#### Extracted entries:
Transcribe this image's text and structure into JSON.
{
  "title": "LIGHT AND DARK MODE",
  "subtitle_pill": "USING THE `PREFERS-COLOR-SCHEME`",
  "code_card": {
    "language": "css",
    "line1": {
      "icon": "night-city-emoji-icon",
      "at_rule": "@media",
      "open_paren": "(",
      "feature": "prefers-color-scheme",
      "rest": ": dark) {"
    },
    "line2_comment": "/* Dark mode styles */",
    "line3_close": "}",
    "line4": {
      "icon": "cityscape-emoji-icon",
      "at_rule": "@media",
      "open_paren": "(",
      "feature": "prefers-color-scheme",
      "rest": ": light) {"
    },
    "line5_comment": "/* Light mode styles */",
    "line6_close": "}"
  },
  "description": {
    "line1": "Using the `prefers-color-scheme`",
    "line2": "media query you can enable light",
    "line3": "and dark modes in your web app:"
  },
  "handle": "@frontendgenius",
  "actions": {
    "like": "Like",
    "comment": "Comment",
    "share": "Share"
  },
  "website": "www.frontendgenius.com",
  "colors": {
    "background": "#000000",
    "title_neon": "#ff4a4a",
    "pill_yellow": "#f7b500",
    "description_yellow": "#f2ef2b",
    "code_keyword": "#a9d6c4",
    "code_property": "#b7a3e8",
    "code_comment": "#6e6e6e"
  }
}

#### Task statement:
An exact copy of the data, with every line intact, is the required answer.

#### Expected answer:
Transcribe this image's text and structure into JSON.
{
  "title": "LIGHT AND DARK MODE",
  "subtitle_pill": "USING THE `PREFERS-COLOR-SCHEME`",
  "code_card": {
    "language": "css",
    "line1": {
      "icon": "night-city-emoji-icon",
      "at_rule": "@media",
      "open_paren": "(",
      "feature": "prefers-color-scheme",
      "rest": ": dark) {"
    },
    "line2_comment": "/* Dark mode styles */",
    "line3_close": "}",
    "line4": {
      "icon": "cityscape-emoji-icon",
      "at_rule": "@media",
      "open_paren": "(",
      "feature": "prefers-color-scheme",
      "rest": ": light) {"
    },
    "line5_comment": "/* Light mode styles */",
    "line6_close": "}"
  },
  "description": {
    "line1": "Using the `prefers-color-scheme`",
    "line2": "media query you can enable light",
    "line3": "and dark modes in your web app:"
  },
  "handle": "@frontendgenius",
  "actions": {
    "like": "Like",
    "comment": "Comment",
    "share": "Share"
  },
  "website": "www.frontendgenius.com",
  "colors": {
    "background": "#000000",
    "title_neon": "#ff4a4a",
    "pill_yellow": "#f7b500",
    "description_yellow": "#f2ef2b",
    "code_keyword": "#a9d6c4",
    "code_property": "#b7a3e8",
    "code_comment": "#6e6e6e"
  }
}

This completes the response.